Start of STORED DATA

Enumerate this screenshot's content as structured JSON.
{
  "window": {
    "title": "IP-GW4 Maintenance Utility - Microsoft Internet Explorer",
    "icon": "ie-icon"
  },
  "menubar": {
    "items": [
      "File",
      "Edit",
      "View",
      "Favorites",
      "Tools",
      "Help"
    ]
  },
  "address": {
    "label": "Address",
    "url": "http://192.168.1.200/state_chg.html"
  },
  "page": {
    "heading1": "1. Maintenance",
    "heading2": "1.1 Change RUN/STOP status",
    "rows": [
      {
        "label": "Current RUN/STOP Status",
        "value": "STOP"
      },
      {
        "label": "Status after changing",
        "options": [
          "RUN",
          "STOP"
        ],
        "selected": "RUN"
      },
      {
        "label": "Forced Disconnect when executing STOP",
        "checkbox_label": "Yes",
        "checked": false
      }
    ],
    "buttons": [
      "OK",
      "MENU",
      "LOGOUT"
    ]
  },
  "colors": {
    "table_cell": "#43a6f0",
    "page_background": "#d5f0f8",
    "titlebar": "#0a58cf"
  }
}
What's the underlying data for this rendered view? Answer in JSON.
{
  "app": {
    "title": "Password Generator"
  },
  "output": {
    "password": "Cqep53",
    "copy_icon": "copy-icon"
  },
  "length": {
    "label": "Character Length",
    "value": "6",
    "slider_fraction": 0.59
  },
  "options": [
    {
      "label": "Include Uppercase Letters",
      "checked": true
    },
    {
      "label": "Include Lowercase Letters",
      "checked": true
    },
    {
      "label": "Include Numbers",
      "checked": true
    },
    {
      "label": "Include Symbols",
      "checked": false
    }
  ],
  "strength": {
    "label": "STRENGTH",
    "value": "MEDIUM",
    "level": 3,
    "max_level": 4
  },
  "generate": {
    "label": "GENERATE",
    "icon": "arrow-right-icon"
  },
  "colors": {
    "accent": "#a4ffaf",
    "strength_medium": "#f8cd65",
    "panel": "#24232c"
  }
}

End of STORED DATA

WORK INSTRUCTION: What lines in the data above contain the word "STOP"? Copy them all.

ANSWER SPACE:
    "heading2": "1.1 Change RUN/STOP status",
        "label": "Current RUN/STOP Status",
        "value": "STOP"
          "STOP"
        "label": "Forced Disconnect when executing STOP",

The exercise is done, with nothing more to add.